WHAT YOU WILL DO
Every line below that has the string "time" adds one to the count. Give that count by itself.

[Recorded data]
——

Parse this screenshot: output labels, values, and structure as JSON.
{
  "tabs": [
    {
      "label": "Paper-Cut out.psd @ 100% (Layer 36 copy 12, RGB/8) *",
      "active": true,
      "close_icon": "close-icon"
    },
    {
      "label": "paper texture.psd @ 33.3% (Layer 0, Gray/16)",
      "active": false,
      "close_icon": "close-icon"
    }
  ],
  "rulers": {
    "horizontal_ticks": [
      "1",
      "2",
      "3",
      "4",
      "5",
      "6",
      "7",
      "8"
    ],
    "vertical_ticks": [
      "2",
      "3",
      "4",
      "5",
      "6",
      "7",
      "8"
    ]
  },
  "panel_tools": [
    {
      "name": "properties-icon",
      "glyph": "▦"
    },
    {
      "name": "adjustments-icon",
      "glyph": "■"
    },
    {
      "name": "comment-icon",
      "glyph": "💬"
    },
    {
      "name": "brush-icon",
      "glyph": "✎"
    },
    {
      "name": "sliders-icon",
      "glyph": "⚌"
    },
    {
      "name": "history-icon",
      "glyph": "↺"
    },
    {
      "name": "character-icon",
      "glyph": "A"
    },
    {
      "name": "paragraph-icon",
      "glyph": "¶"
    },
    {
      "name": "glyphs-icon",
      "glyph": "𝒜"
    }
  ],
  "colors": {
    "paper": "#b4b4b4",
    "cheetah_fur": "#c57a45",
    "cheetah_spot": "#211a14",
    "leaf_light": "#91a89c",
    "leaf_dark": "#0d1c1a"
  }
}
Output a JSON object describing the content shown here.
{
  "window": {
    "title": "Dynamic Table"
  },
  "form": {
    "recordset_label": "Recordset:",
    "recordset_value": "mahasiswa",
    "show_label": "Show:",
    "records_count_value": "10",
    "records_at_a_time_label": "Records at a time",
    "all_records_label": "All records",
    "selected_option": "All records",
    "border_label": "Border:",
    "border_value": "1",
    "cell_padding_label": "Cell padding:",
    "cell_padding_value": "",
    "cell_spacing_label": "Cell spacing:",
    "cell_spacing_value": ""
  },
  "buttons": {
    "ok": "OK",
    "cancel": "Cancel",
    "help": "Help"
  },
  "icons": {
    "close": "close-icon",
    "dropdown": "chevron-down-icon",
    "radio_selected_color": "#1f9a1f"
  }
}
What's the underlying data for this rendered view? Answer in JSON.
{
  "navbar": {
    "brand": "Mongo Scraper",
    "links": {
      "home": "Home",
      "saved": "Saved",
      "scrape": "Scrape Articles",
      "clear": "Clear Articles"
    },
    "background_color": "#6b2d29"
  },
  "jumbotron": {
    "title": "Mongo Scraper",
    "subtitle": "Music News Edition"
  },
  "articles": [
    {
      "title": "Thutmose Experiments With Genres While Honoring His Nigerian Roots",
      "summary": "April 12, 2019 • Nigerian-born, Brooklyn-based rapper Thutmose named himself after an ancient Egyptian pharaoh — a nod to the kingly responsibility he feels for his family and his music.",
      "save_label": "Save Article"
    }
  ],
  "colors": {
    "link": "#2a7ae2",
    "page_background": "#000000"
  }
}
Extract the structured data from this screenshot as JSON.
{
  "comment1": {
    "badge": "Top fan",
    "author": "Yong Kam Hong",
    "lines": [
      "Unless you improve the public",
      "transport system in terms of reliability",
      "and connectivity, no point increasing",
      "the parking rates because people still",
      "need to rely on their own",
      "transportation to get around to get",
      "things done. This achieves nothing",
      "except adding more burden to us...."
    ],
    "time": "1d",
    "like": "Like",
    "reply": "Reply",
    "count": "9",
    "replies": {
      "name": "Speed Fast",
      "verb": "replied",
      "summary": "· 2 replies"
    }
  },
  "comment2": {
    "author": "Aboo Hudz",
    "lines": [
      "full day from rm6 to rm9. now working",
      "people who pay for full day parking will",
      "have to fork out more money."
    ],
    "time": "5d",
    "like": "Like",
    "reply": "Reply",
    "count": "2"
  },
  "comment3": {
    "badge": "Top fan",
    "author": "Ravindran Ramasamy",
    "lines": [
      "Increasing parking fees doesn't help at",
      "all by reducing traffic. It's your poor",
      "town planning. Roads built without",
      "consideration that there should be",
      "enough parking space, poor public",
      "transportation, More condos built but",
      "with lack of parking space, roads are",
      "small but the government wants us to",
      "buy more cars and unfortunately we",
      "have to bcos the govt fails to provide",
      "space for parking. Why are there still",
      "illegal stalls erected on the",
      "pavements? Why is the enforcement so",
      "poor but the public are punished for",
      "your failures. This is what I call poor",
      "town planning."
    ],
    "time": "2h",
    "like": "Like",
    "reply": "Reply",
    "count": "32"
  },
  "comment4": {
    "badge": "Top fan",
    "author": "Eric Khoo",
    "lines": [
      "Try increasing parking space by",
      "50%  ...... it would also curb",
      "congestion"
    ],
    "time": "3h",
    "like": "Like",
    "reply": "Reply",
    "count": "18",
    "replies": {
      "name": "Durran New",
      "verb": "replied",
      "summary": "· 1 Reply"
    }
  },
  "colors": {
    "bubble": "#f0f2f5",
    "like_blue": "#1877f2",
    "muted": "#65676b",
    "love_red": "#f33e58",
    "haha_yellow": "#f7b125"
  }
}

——

ANSWER SECTION
5